No matter how bad the week has been, Comedy Congress perks everyone up -- if you didn't hear it during the program, go online. Go ahead -- give yourself a treat, and a laugh! Alonzo Bodden, Ben Gleib and Greg Proops make magic when they make mock.
And, truth to tell, it has been a pretty bad week; a Pew Center poll shows that Americans are pretty cranky about virtually every institution, from government to business to the news media. This is the worst siege the economy's had since the Depression, and the latest economic numbers don't show things getting much better any time soon. Do we have good reason to be disaffected with all of our institutions, or are we being, in the words of a Slate article, ''American hypocrites,'' who've come to expect and demand a comfortable, good life and government goodies as part of it -- but don't like to pay for any of it, and are outraged that we're being asked to?

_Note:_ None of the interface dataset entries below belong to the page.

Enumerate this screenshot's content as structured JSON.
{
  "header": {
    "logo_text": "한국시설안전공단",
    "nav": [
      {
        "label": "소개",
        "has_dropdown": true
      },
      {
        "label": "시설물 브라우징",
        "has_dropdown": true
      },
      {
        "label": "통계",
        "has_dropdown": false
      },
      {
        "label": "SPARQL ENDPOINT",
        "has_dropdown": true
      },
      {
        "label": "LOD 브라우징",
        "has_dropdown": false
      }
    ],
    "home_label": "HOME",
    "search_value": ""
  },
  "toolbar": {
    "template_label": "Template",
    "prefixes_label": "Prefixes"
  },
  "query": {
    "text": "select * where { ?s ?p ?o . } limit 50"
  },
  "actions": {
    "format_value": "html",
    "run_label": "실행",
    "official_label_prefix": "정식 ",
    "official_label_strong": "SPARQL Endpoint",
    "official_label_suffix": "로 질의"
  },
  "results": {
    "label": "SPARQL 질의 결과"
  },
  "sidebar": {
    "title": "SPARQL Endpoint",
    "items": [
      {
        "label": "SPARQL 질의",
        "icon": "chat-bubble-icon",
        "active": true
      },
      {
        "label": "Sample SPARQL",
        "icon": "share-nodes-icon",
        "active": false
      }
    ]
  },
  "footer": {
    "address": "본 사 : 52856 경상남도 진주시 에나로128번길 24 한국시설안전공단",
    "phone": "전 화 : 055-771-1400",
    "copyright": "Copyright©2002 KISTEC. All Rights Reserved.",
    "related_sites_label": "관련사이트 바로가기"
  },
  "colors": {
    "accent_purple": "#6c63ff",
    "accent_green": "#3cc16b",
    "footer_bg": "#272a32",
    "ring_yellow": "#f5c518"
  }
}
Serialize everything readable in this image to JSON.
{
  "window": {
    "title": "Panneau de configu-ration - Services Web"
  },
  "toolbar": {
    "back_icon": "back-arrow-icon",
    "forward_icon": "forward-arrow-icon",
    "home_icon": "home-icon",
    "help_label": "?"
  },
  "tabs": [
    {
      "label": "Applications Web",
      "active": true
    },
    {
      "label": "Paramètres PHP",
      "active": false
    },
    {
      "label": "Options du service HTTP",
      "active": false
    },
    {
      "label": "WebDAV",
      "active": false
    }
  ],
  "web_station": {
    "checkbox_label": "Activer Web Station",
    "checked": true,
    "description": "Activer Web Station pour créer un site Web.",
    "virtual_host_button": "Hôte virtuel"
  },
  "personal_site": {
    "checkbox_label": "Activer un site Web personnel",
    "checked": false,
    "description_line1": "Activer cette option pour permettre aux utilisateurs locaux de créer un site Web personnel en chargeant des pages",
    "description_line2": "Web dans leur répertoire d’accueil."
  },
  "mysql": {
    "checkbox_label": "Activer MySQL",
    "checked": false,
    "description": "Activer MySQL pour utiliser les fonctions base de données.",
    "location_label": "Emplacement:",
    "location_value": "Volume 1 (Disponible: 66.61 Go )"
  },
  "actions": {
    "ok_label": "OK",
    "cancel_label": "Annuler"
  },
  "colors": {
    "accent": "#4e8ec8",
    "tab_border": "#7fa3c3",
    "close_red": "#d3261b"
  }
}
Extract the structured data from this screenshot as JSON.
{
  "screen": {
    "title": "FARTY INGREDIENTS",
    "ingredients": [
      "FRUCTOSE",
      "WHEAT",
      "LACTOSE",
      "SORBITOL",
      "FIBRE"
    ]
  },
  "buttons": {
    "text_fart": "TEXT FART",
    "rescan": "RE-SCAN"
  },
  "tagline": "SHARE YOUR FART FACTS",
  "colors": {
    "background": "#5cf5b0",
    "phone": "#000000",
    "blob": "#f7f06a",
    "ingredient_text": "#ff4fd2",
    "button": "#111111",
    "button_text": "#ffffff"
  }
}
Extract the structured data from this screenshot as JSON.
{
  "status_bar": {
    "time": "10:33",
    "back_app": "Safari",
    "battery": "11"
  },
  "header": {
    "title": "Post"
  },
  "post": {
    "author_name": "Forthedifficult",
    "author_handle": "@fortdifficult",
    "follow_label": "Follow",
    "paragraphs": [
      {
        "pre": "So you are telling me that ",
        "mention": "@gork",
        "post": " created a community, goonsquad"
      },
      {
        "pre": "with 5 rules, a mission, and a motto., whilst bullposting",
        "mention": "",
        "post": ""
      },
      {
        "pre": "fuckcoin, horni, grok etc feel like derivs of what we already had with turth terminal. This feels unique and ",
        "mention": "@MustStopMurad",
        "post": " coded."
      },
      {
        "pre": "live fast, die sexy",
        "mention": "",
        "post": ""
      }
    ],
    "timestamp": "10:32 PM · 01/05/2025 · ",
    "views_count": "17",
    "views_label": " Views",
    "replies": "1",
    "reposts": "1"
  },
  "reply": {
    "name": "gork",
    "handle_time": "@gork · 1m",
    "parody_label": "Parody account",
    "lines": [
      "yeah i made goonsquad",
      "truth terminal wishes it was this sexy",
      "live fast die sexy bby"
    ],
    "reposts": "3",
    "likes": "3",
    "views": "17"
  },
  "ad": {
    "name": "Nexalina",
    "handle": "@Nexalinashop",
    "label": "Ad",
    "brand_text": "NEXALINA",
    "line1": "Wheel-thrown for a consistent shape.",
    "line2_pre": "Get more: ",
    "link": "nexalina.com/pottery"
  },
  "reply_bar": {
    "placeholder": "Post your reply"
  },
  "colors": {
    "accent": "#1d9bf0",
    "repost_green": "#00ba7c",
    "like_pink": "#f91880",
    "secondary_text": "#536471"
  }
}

Believe me, it's a topic we're not done with by a long shot. We'll talk about it again on the air soon, and in the meantime, inveigh away here on the Patt Morrison page.
November's getting closer, and a man named John Marcotte hopes to close in on getting the million or so signatures he needs to put on the ballot an initiative to ban divorce in California. Don't go get new glasses -- you read it right. Ban divorce in California. He's leveraging off Prop. 8 with the idea that if we truly want to protect the institution of marriage, we should go all the way -- not just prohibit same-sex marriage but see to it that married couples stay together. Dozens of you had plenty to say about this on the air and now on the Patt Morrison page. If this riles you, go online and say so. We'll update you as his initiative moves closer -- or not -- to a ballot in a polling place near you.
Be sure to listen to me with Brendan and Rico on ''Dinner Party Download'' this weekend talking about diagnosing Americans' degrees of happiness via Twitter.
Some of you may have seen the Peabody-winning documentary on PBS earlier this year about the Chandler family dynasty in Los Angeles, founders of the LA Times and almost as powerful a shaper of the LA landscape as a seven-point earthquake. I moderated an event at the Central Library recently about the documentary, and if you didn't get to be there, here's the next best thing: a podcast of it!